Start of DATA SUPPLIED

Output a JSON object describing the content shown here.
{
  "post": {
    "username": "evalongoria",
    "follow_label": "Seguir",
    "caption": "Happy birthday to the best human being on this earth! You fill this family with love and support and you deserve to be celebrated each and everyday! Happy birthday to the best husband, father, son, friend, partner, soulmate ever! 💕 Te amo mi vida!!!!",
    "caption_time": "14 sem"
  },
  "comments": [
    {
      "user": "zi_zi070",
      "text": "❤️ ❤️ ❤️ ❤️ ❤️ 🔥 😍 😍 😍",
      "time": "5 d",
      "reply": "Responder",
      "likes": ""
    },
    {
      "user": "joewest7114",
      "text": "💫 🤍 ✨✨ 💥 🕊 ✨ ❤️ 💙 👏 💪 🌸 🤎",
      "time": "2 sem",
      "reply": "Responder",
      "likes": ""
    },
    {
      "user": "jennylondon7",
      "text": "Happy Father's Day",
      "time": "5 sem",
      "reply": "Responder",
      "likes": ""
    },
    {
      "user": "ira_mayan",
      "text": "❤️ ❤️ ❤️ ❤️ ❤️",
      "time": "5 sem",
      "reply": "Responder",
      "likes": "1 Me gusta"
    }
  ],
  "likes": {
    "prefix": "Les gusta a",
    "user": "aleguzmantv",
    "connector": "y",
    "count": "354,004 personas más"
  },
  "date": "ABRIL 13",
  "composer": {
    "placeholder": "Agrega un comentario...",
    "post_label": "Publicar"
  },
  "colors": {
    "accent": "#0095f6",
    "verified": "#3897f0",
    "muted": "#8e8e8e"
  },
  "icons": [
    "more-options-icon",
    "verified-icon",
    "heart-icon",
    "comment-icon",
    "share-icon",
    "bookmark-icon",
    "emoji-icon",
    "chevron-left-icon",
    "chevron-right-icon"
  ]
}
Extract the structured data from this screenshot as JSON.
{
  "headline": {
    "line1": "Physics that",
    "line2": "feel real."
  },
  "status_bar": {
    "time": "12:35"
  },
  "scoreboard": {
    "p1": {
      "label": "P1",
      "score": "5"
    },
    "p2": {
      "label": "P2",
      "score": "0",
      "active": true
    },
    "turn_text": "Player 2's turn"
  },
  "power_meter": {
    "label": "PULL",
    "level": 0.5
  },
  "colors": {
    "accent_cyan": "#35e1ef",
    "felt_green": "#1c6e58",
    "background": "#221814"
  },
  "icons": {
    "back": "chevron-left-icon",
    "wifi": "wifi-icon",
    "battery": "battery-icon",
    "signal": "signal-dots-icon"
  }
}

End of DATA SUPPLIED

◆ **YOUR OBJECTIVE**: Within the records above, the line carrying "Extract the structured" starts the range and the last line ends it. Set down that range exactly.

◆ **SOLUTION TO THIS EXERCISE**:
Extract the structured data from this screenshot as JSON.
{
  "headline": {
    "line1": "Physics that",
    "line2": "feel real."
  },
  "status_bar": {
    "time": "12:35"
  },
  "scoreboard": {
    "p1": {
      "label": "P1",
      "score": "5"
    },
    "p2": {
      "label": "P2",
      "score": "0",
      "active": true
    },
    "turn_text": "Player 2's turn"
  },
  "power_meter": {
    "label": "PULL",
    "level": 0.5
  },
  "colors": {
    "accent_cyan": "#35e1ef",
    "felt_green": "#1c6e58",
    "background": "#221814"
  },
  "icons": {
    "back": "chevron-left-icon",
    "wifi": "wifi-icon",
    "battery": "battery-icon",
    "signal": "signal-dots-icon"
  }
}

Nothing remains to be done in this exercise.